Think green on Planet Blue: 3 easy ways to protect the environment while at work
With Earth Day approaching on Saturday, it’s a great opportunity to celebrate the university’s commitment to sustainability on campus and consider how each employee can contribute to the cause.
The institution offers several programs aimed at helping faculty and staff become better stewards of the environment while at work, whether in a traditional office setting or unique spaces like research labs. (Restrictions apply in some patient care settings, so check with your supervisor.)
“At U-M, we want to be the Leaders and Best in sustainability. Everyone has a role to play in making that happen,” said Barb Hagan, a U-M sustainability representative.
Become a Planet Blue Ambassador
It’s quick and easy to become a champion of the environment at U-M through the Planet Blue Ambassadors program.
By completing five five-minute modules online, any faculty, staff or student can become certified as a Planet Blue Ambassador — giving them access to a monthly e-newsletter detailing environmental programs and events on campus, and invitations to participate in green challenges, such as riding a bike to work. Ambassadors also receive a free reusable water bottle or shopping bag.
Interested? Register online by visiting the Planet Blue ambassadors website.
Designate your area as a sustainable workplace
Engage colleagues in sustainability by having your department or unit designated as a sustainable workplace. To earn the distinction, staff members must voluntarily adopt behaviors that lessen environmental impact by identifying current gaps in sustainability and implementing best practices to address them.
To get started, complete an online self-assessment of your current work environment. The assessment covers topics ranging from the types of lightbulbs used to how accessible recycling bins are in your area.
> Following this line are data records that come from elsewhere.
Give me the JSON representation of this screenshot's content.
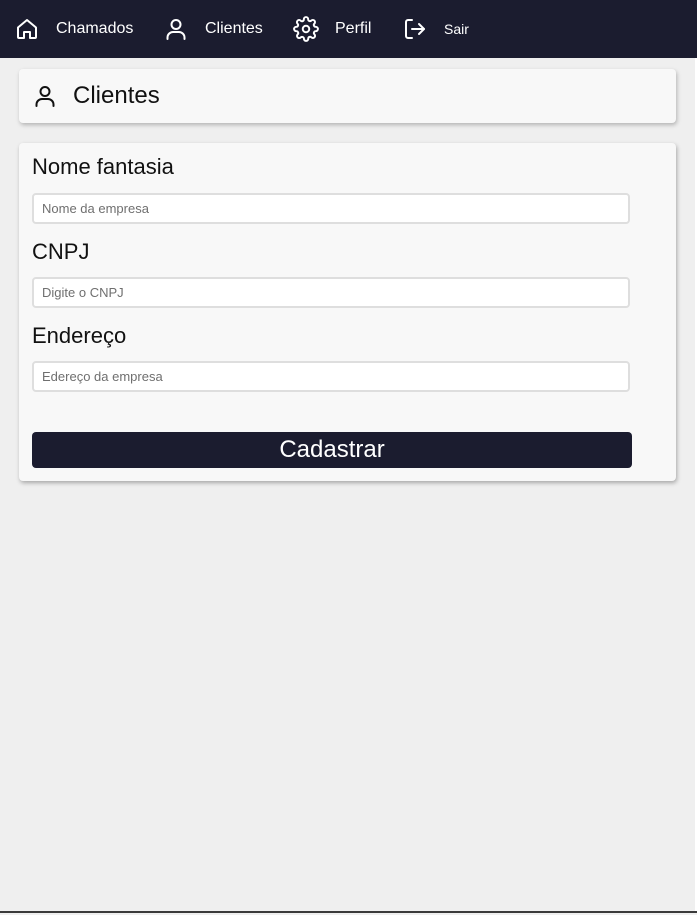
{
  "nav": {
    "items": [
      {
        "label": "Chamados",
        "icon": "home-icon"
      },
      {
        "label": "Clientes",
        "icon": "user-icon"
      },
      {
        "label": "Perfil",
        "icon": "gear-icon"
      },
      {
        "label": "Sair",
        "icon": "logout-icon"
      }
    ]
  },
  "page": {
    "title": "Clientes",
    "title_icon": "user-icon"
  },
  "form": {
    "fields": [
      {
        "label": "Nome fantasia",
        "value": "",
        "placeholder": "Nome da empresa"
      },
      {
        "label": "CNPJ",
        "value": "",
        "placeholder": "Digite o CNPJ"
      },
      {
        "label": "Endereço",
        "value": "",
        "placeholder": "Edereço da empresa"
      }
    ],
    "submit_label": "Cadastrar"
  },
  "colors": {
    "navbar": "#1b1c2f",
    "background": "#efefef",
    "card": "#f8f8f8",
    "button": "#1b1c2f"
  }
}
Once the questionnaire is completed, a member of the Office of Campus Sustainability will conduct a walkthrough to informally offer other suggestions. When those suggestions are adopted, the unit will receive certification and recognition on the campus sustainability website.
“Faculty and staff members who commit to creating a sustainable workplace are doing their part to reduce their impact on the environment,” Hagan said. “And if everyone at U-M does their small part, the university as a whole will make a huge impact.”
Adopt sustainable lab practices
For those who carry out research, the university offers a sustainable labs program aimed at limiting pollution, utilizing green chemistry, saving energy and increasing chemical recycling.
“Every lab has a different goal for how they can become more sustainable,” said Sudhakar Reddy, Ph.D., sustainability coordinator of the program. “Some labs can substitute safer chemicals for the highly-toxic ones currently used. Others may be able to improve how they manage hazardous waste or join our ChEM Reuse program, where we collect chemicals each Friday to be recycled and used by other labs on campus.”
The labs program is similar to the sustainable workplaces program, including a self-assessment and staff visit. The Sun Laboratory in the North Campus Research Complex was recently certified as a sustainable lab and is now recognized online along with others on campus.
“The program has helped us minimize the use of energy and hazardous materials,” said Jinhui Liao, Sun lab manager. “We eliminated the use of ethidium bromide, mercury thermometers and radioactive materials. Not only do we now work in a safer workplace, but we are also helping to keep our planet clean.”
For more information on all sustainability initiatives on campus, visit the Planet Blue website.